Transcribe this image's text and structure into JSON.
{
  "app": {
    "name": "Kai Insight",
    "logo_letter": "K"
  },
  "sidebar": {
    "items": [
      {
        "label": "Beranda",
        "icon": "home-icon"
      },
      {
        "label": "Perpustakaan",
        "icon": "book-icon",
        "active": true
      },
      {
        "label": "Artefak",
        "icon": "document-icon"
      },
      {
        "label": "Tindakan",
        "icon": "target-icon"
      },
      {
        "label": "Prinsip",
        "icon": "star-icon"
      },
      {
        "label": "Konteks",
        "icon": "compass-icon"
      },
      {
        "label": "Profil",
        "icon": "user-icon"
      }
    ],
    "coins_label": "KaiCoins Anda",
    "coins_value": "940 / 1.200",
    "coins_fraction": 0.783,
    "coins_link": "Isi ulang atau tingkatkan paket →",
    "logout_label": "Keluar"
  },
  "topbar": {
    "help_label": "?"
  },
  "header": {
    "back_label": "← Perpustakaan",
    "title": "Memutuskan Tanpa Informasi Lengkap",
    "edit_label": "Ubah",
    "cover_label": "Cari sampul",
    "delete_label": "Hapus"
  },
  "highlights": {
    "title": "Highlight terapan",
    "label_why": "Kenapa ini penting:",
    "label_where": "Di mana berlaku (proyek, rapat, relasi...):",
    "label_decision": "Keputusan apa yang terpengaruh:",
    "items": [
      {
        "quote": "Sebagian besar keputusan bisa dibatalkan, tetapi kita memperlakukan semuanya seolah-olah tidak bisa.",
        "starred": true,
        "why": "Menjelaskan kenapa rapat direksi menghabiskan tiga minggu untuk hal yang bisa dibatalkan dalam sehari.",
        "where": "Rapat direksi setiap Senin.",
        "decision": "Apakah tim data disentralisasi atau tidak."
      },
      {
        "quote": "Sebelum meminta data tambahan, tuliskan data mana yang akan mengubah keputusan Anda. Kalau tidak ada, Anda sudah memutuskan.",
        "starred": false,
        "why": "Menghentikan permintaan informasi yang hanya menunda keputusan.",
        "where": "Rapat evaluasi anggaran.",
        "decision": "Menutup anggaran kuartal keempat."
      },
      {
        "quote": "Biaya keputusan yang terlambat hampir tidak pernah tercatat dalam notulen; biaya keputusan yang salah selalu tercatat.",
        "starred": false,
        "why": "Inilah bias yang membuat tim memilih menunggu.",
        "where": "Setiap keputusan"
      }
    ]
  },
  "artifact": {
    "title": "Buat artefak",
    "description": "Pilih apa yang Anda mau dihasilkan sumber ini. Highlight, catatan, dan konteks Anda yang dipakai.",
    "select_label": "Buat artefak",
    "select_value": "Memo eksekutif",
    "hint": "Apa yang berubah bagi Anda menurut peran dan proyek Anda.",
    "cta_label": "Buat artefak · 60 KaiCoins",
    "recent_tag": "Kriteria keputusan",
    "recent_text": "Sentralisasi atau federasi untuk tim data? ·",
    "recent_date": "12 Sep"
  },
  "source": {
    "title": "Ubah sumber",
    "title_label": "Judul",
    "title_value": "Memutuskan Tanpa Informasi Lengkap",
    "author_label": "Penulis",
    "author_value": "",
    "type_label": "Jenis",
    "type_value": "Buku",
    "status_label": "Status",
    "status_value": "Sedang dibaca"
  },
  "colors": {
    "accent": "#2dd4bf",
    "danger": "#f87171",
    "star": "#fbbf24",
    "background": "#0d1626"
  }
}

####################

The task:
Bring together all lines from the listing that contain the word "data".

Answer for the task:
        "decision": "Apakah tim data disentralisasi atau tidak."
        "quote": "Sebelum meminta data tambahan, tuliskan data mana yang akan mengubah keputusan Anda. Kalau tidak ada, Anda sudah memutuskan.",
    "recent_text": "Sentralisasi atau federasi untuk tim data? ·",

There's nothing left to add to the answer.